Raytown city clerk ordered to pay $42K after refusing records request
KANSAS CITY, Mo. — A Missouri city clerk must pay a $4,000 fine and nearly 10 times that amount in attorney fees after refusing to honor a woman’s public records request, a state appeals court ruled in a decision that could have important implications for how such requests are handled going forward.
The Missouri Court of Appeals in Kansas City ruled Tuesday that Teresa Henry, the clerk in the Kansas City suburb of Raytown, must pay the civil penalty and $38,500 in attorney fees to Paula Wyrick, whose mother died at an intersection in Raytown on New Year’s Eve 2016, KCUR reported.

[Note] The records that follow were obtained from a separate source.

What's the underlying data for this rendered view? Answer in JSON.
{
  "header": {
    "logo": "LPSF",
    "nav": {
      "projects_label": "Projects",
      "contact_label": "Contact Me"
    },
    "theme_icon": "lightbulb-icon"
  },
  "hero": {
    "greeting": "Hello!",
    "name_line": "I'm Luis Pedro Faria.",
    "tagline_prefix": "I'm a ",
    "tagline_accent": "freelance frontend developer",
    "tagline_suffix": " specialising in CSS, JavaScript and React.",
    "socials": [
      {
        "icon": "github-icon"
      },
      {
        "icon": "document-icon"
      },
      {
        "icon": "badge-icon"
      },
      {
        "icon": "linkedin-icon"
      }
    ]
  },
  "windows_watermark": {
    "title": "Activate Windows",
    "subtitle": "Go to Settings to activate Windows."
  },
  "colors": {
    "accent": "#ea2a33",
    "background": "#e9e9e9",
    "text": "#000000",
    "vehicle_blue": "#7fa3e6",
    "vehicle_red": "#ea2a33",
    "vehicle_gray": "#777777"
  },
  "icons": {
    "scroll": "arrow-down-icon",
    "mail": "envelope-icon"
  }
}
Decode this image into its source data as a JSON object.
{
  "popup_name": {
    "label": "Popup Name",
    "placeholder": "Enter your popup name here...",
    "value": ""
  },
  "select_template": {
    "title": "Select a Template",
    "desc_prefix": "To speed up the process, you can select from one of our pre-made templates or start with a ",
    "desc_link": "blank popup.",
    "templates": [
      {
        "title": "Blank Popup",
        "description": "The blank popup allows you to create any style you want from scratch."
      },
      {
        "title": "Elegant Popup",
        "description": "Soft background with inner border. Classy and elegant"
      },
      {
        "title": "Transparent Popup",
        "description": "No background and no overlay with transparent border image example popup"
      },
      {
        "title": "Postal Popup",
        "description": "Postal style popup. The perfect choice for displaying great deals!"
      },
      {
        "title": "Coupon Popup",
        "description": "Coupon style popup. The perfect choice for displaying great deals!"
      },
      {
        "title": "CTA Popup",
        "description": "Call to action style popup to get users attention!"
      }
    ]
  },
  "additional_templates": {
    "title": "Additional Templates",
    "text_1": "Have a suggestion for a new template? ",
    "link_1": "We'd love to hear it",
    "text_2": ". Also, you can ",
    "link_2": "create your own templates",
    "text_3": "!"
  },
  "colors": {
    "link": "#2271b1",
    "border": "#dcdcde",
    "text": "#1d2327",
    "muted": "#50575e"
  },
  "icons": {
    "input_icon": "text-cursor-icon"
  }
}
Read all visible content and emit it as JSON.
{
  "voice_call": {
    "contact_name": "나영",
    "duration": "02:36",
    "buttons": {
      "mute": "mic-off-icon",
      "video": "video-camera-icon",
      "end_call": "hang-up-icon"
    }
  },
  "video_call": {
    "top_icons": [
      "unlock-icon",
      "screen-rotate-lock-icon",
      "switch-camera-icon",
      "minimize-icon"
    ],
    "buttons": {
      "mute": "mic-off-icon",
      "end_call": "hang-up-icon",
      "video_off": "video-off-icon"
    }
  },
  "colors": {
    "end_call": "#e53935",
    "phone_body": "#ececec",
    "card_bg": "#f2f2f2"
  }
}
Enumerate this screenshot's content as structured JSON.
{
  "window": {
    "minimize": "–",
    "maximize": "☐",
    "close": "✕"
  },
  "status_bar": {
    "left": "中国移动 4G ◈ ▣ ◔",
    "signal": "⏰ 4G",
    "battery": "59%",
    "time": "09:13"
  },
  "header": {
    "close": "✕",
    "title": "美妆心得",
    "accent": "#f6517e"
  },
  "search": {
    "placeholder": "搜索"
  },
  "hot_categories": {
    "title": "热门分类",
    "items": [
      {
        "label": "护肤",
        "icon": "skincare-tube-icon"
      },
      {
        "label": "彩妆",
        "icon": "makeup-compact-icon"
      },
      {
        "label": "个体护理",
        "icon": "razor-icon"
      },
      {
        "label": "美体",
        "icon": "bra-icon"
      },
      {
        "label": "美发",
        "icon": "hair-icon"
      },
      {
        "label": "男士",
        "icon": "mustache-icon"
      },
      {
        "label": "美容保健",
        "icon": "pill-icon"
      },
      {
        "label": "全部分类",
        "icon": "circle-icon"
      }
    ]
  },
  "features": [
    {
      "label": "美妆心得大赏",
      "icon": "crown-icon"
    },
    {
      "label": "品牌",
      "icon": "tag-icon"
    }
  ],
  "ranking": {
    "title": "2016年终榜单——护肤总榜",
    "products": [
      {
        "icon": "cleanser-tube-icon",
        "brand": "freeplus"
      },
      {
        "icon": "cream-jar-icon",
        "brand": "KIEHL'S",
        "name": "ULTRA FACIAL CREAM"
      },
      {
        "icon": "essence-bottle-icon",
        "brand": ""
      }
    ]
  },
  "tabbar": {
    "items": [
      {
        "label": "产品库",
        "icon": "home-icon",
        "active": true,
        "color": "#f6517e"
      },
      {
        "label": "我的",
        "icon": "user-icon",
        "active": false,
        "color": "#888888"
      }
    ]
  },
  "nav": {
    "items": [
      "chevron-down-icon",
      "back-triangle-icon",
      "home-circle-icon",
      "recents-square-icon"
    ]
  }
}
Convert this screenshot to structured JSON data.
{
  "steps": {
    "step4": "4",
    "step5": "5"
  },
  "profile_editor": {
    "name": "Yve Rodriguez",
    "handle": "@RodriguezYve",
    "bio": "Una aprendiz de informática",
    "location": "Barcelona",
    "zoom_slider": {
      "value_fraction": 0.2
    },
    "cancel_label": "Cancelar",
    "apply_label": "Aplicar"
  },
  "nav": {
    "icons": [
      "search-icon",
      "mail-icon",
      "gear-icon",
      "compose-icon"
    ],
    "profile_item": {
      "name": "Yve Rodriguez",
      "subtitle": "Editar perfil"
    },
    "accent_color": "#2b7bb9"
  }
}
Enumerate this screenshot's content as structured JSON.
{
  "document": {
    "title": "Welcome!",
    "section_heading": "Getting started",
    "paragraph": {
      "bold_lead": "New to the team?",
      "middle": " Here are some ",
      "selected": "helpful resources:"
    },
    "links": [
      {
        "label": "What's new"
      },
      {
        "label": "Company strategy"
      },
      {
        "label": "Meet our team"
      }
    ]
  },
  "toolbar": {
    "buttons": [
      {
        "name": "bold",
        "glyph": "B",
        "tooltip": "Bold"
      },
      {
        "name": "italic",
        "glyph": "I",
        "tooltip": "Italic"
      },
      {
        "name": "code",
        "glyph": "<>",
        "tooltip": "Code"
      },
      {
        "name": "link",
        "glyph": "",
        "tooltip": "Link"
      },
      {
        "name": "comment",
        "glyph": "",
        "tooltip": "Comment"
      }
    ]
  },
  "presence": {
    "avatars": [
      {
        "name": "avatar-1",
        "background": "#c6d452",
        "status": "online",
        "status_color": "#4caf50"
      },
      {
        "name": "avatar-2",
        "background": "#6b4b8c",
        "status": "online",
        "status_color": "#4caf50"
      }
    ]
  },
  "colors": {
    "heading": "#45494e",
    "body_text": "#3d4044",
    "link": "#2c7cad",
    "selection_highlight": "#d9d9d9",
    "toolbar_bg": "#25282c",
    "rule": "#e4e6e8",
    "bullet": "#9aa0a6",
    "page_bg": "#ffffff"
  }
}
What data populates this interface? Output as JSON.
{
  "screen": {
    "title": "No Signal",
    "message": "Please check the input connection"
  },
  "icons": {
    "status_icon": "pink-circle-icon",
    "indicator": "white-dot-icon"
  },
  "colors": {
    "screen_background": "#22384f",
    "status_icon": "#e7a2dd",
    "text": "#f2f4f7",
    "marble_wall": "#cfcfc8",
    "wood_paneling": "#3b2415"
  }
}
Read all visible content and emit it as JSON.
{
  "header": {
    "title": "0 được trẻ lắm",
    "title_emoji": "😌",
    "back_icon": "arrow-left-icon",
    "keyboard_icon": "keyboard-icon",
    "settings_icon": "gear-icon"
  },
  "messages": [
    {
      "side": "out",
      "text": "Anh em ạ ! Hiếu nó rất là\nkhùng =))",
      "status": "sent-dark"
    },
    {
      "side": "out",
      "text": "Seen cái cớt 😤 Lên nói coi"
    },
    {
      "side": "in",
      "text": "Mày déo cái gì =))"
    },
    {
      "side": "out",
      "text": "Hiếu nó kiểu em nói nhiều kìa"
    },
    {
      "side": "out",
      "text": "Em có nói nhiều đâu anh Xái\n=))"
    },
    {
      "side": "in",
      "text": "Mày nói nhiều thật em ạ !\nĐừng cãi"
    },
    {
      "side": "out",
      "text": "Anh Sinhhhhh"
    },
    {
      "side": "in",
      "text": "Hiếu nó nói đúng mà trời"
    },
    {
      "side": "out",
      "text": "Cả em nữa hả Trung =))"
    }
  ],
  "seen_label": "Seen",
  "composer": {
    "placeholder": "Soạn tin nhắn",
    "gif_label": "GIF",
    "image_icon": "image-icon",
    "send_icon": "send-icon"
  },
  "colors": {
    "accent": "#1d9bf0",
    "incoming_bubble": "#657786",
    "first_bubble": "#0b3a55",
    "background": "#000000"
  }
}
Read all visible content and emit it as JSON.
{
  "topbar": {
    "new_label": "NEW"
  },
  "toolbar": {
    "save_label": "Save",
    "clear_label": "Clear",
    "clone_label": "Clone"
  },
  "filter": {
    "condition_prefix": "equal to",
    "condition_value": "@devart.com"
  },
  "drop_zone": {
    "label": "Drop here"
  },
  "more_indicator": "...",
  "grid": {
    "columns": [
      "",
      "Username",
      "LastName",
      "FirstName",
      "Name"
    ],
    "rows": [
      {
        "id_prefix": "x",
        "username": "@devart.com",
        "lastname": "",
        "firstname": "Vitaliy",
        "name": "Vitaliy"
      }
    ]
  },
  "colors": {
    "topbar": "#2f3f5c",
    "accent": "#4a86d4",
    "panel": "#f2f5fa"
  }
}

Wyrick had sent a notice that she might sue the city. Henry refused to release traffic safety records to her, citing an exception in the state’s Sunshine Law for records that are “related to” litigation.
The appeals court found that the threat of litigation was not sufficient reason to exempt public records from disclosure.
“Henry’s argument would permit public governmental bodies to rely on the litigation exception ‘as a basis for closing virtually any record’ in a manner that would ‘be inconsistent with the requirement that exceptions to the (Sunshine Law) be strictly construed,’” the court ruled, citing a 1997 ruling by the Missouri Court of Appeals in St. Louis.
Henry’s attorney, Wesley Carrillo, was out of the office Wednesday and didn’t immediately reply to a request for comment.
“This decision is a godsend,” said Bernie Rhodes, a Kansas City media attorney who was not involved in the case. “I can’t tell you how many times I get an objection that a document is closed because it relates to a lawsuit or relates to an investigation.”
Wyrick’s mother, Cecile Leggio, was killed when her car was struck by another as she was turning at an intersection in Raytown. Wyrick requested records about the intersection’s safety and design, which she contended had limited visibility.
Wyrick eventually filed a wrongful death lawsuit against the city, claiming it should have known the intersection was dangerous. Earlier this year, the city settled with Wyrick for $87,500 and agreed to make the intersection safer.
Kansas City attorney Chris Dandurand, who represented Wyrick, said the appeals court’s decision provides “some clarity and some guidance for government entities facing these Sunshine requests, particularly with regard to the litigation exception.”